[Data records for software interfaces]
#####

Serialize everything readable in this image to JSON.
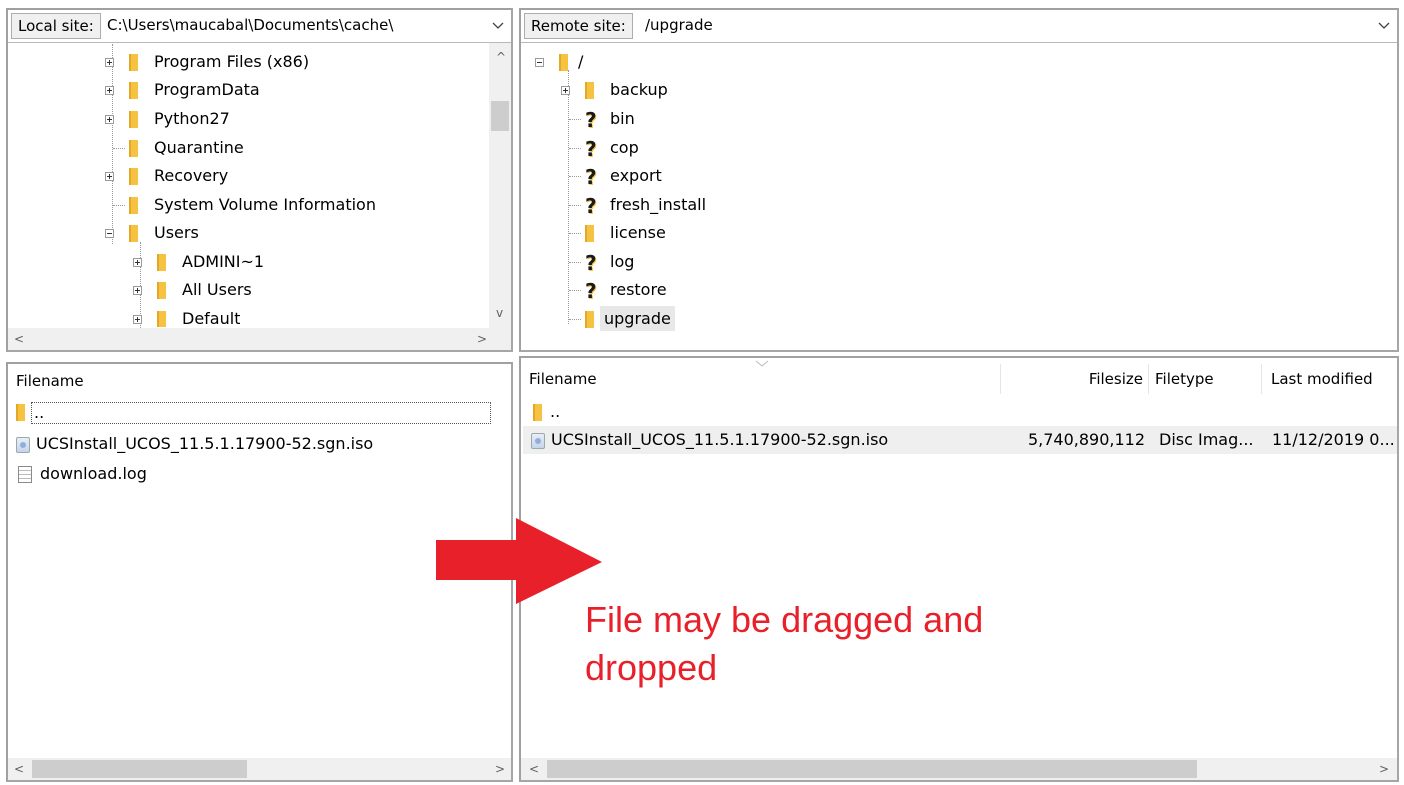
{
  "local": {
    "site_label": "Local site:",
    "path": "C:\\Users\\maucabal\\Documents\\cache\\",
    "tree": [
      {
        "label": "Program Files (x86)",
        "expander": "plus",
        "level": 1
      },
      {
        "label": "ProgramData",
        "expander": "plus",
        "level": 1
      },
      {
        "label": "Python27",
        "expander": "plus",
        "level": 1
      },
      {
        "label": "Quarantine",
        "expander": "none",
        "level": 1
      },
      {
        "label": "Recovery",
        "expander": "plus",
        "level": 1
      },
      {
        "label": "System Volume Information",
        "expander": "none",
        "level": 1
      },
      {
        "label": "Users",
        "expander": "minus",
        "level": 1
      },
      {
        "label": "ADMINI~1",
        "expander": "plus",
        "level": 2
      },
      {
        "label": "All Users",
        "expander": "plus",
        "level": 2
      },
      {
        "label": "Default",
        "expander": "plus",
        "level": 2
      }
    ],
    "files_header": "Filename",
    "files": [
      {
        "name": "..",
        "icon": "folder-icon"
      },
      {
        "name": "UCSInstall_UCOS_11.5.1.17900-52.sgn.iso",
        "icon": "disc-image-icon"
      },
      {
        "name": "download.log",
        "icon": "text-file-icon"
      }
    ]
  },
  "remote": {
    "site_label": "Remote site:",
    "path": "/upgrade",
    "tree_root": "/",
    "tree": [
      {
        "label": "backup",
        "icon": "folder-icon",
        "expander": "plus"
      },
      {
        "label": "bin",
        "icon": "unknown-folder-icon",
        "expander": "none"
      },
      {
        "label": "cop",
        "icon": "unknown-folder-icon",
        "expander": "none"
      },
      {
        "label": "export",
        "icon": "unknown-folder-icon",
        "expander": "none"
      },
      {
        "label": "fresh_install",
        "icon": "unknown-folder-icon",
        "expander": "none"
      },
      {
        "label": "license",
        "icon": "folder-icon",
        "expander": "none"
      },
      {
        "label": "log",
        "icon": "unknown-folder-icon",
        "expander": "none"
      },
      {
        "label": "restore",
        "icon": "unknown-folder-icon",
        "expander": "none"
      },
      {
        "label": "upgrade",
        "icon": "folder-icon",
        "expander": "none",
        "selected": true
      }
    ],
    "columns": {
      "filename": "Filename",
      "filesize": "Filesize",
      "filetype": "Filetype",
      "modified": "Last modified"
    },
    "files": [
      {
        "name": "..",
        "icon": "folder-icon",
        "size": "",
        "type": "",
        "modified": ""
      },
      {
        "name": "UCSInstall_UCOS_11.5.1.17900-52.sgn.iso",
        "icon": "disc-image-icon",
        "size": "5,740,890,112",
        "type": "Disc Imag...",
        "modified": "11/12/2019 0..."
      }
    ]
  },
  "annotation": {
    "text_line1": "File may be dragged and",
    "text_line2": "dropped",
    "color": "#e8202a"
  },
  "scrollbar_glyphs": {
    "up": "^",
    "down": "v",
    "left": "<",
    "right": ">"
  }
}
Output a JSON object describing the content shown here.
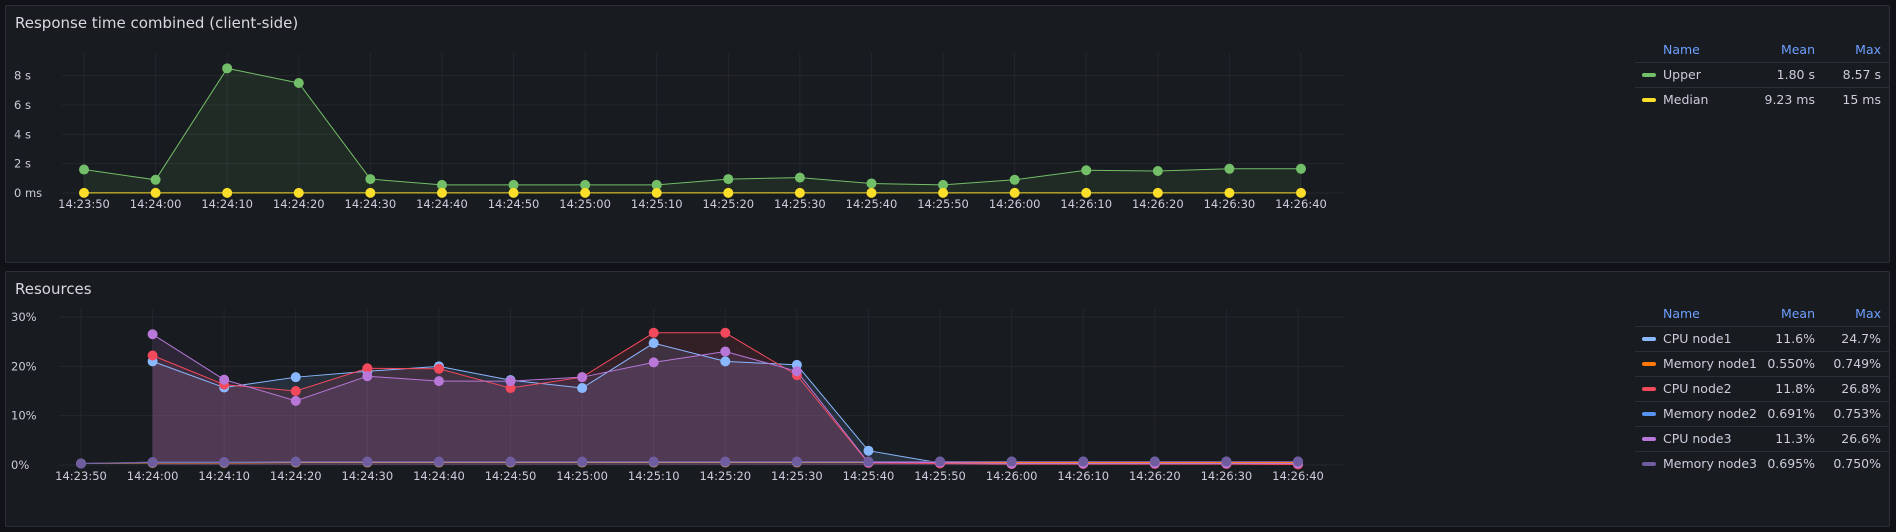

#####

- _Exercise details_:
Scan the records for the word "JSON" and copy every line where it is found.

- _Answer_:
Serialize everything readable in this image to JSON.
Output a JSON object describing the content shown here.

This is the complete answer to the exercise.